That said, we can’t be entirely sure of when Bergeron first created the Vieux Carré. During Prohibition, he was the manager of a “cigar shop” that was raided in 1924. Bergeron was arrested for a gambling-related crime, but it’s not hard to believe that he was slinging illegal hooch — Vieux Carrés, maybe? — in addition to cigars. Remember, New Orleans was called the “wettest city in America” during Prohibition ... so maybe Bergeron was lucky and his arresting officer was a Vieux Carré fan willing to turn a blind eye.
Our spec at Cure is pretty close to the classic formula, which blends American rye, Italian sweet vermouth, Caribbean bitters, French cognac, and the French liqueur Bénédictine. Some people like to say that the drink is a tribute to the diversity of the French Quarter (vieux carré means “old square”) in those days when people of French, Italian, and Creole descent all lived side by side.
One last thing: If you studied French in school, you’ll probably pronounce this “v-yoo car-ay.” But in New Orleans we say “voo car-ay,” because, well, it’s New Orleans and we mispronounce everything.
Makes 1 cocktail
¾ ounce (22.5 ml) Sazerac rye¾ ounce (22.5 ml) Cinzano Rosso vermouth¾ ounce (22.5 ml) Pierre Ferrand 1840 cognac¼ ounce (7.5 ml) Bénédictine14 drops Angostura bitters14 drops Peychaud’s bittersLemon peel, for garnish
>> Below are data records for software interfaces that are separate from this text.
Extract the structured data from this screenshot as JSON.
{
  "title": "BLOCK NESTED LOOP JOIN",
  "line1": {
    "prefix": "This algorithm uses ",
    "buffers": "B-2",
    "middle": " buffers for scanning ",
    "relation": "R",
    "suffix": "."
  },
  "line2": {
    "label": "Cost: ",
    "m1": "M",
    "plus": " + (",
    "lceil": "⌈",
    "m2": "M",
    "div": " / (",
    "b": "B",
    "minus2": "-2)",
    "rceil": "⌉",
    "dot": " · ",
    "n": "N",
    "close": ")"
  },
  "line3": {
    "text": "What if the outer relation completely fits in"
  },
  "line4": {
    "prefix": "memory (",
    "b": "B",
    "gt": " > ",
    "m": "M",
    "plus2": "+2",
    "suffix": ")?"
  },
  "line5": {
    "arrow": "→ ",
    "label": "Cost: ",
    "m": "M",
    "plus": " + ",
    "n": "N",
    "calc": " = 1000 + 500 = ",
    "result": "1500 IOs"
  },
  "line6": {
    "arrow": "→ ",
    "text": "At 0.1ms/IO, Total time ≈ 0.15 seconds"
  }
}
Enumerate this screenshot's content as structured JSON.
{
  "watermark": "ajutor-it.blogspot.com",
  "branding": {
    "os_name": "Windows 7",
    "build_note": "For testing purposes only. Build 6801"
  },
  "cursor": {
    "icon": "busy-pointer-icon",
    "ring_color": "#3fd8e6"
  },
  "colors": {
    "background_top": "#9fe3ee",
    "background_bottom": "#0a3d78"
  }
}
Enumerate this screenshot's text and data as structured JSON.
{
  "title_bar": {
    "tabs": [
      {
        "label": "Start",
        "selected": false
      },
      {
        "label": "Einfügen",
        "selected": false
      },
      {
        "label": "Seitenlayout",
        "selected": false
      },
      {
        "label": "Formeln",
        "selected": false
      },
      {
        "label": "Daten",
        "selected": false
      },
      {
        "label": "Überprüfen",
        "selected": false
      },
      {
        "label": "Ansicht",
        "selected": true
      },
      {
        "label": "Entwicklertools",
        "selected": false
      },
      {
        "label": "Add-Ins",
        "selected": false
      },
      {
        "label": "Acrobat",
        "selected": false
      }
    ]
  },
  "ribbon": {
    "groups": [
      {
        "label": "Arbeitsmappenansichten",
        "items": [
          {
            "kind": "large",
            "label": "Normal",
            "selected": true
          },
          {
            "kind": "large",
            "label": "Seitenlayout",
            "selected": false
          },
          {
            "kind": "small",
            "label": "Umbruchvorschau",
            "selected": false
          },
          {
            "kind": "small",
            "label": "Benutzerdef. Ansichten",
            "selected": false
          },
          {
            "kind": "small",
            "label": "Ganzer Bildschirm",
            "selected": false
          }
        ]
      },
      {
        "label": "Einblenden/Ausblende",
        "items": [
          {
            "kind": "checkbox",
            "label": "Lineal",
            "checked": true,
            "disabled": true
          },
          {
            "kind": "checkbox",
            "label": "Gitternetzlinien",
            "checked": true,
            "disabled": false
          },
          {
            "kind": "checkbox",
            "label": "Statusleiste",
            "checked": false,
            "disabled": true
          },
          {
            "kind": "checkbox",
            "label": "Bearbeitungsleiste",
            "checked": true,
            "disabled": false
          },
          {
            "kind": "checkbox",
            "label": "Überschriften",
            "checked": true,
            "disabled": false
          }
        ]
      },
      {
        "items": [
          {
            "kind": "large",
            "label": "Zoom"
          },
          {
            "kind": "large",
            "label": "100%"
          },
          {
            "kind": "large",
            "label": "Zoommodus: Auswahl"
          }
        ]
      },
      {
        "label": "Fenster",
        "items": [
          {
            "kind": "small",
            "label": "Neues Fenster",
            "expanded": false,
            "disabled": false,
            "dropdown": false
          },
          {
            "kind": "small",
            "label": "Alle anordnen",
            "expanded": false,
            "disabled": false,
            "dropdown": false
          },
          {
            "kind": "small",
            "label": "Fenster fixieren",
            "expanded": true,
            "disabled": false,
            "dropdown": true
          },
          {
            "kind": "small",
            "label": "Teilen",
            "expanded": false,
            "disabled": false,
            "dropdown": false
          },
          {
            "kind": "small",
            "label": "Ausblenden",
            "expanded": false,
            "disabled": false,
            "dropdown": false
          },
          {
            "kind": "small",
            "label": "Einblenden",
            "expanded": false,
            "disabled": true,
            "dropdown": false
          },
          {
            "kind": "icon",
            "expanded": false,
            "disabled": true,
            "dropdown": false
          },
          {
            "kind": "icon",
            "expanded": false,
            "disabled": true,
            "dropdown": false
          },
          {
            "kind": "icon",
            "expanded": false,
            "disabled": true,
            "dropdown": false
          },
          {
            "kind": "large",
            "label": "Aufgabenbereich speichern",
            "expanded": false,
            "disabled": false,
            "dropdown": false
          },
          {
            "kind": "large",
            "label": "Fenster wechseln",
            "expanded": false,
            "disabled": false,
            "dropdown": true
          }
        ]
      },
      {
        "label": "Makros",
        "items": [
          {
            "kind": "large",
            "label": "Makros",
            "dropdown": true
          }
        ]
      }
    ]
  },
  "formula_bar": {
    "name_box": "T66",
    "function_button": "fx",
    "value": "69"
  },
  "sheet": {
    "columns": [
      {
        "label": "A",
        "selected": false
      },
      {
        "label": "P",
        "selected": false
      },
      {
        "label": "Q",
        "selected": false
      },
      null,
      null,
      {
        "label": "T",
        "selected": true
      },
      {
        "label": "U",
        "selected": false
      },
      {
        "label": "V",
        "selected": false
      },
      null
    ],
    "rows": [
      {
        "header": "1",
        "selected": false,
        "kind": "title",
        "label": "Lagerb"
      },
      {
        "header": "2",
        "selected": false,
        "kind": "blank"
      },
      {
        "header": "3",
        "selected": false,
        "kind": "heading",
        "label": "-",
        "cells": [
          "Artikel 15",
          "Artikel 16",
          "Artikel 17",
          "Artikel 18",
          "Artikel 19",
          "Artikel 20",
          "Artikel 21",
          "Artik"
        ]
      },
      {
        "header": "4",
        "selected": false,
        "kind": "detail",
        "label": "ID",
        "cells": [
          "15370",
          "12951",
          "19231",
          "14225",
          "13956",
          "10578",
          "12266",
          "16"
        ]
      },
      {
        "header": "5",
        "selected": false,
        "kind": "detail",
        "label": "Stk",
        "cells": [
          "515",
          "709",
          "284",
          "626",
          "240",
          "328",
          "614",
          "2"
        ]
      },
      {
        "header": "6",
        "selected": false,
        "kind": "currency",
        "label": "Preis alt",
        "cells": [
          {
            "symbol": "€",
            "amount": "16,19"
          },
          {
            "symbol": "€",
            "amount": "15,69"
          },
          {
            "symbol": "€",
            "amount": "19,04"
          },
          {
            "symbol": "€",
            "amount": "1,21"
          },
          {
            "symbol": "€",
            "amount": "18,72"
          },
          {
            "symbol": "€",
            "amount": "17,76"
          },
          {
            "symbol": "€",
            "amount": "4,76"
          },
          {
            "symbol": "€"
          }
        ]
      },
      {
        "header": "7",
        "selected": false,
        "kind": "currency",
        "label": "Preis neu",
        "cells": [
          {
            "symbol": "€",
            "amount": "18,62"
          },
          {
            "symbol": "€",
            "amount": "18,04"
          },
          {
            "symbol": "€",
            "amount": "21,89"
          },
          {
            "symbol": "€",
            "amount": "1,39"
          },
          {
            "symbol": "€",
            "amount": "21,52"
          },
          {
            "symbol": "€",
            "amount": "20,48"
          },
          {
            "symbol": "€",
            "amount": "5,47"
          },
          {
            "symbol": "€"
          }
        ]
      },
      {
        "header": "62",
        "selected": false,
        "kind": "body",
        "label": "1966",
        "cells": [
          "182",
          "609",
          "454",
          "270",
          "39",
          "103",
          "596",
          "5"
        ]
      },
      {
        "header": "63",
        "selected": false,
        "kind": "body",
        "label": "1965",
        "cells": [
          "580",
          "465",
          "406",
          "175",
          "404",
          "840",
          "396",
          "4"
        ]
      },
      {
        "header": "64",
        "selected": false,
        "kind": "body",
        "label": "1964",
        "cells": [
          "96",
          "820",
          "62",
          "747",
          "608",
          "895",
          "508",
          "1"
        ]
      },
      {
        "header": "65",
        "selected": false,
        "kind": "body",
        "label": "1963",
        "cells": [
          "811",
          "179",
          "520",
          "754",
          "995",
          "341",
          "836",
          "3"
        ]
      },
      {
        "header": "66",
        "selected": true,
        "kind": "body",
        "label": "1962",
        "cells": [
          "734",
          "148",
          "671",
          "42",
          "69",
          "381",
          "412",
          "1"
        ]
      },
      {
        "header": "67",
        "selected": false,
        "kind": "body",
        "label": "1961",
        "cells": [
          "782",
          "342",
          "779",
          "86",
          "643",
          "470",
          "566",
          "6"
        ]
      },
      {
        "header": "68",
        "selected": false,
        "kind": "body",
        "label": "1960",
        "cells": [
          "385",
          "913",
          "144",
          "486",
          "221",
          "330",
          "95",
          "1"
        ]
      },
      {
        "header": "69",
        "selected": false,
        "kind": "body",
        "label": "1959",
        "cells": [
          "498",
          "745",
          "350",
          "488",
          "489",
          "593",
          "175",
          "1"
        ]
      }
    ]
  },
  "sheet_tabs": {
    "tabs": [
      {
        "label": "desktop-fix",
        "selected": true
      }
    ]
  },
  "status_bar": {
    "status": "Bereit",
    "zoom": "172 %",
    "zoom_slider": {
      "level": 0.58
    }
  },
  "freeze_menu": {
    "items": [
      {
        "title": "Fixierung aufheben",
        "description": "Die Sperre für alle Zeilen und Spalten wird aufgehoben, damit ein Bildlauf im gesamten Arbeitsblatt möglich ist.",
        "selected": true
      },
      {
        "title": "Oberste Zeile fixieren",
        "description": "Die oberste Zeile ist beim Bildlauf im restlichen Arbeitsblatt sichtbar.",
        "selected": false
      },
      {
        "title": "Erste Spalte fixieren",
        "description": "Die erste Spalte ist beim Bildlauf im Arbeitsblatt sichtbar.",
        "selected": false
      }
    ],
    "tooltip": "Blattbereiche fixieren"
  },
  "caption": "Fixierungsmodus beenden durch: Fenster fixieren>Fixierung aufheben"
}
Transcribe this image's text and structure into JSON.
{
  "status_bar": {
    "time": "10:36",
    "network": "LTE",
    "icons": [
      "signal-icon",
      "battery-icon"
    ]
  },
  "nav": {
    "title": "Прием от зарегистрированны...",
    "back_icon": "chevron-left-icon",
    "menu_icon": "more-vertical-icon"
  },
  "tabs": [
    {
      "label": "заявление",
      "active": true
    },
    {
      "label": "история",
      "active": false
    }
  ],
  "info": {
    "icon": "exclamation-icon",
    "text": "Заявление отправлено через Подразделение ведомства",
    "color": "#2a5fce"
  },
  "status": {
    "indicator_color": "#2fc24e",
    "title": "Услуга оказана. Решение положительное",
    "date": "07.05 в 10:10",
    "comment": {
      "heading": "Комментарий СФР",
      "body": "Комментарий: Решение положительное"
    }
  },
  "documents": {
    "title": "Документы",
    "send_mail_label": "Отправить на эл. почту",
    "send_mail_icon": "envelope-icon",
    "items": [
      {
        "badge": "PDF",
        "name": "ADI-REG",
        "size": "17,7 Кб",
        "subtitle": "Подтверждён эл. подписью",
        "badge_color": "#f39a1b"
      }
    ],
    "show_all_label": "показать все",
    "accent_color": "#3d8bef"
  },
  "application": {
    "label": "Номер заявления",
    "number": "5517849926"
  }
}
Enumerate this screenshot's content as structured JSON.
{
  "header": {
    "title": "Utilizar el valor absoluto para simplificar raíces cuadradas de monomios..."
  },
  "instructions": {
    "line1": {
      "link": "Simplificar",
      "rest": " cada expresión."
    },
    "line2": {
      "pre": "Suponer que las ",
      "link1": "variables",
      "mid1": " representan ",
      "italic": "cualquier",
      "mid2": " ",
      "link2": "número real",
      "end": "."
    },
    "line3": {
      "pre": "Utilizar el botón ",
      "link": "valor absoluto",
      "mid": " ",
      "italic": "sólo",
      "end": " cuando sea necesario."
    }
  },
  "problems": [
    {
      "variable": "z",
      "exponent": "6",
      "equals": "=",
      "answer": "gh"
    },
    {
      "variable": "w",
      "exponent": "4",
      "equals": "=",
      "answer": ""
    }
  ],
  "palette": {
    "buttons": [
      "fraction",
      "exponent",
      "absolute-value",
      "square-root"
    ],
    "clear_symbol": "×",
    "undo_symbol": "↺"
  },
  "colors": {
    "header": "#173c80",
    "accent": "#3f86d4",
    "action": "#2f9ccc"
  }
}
Build the drink in a chilled double old-fashioned glass over 1 large ice cube or a few 1¼-inch (3-cm) pieces of ice. Garnish with the lemon peel and serve. Note: Cure uses dropper bottles to precisely measure bitters.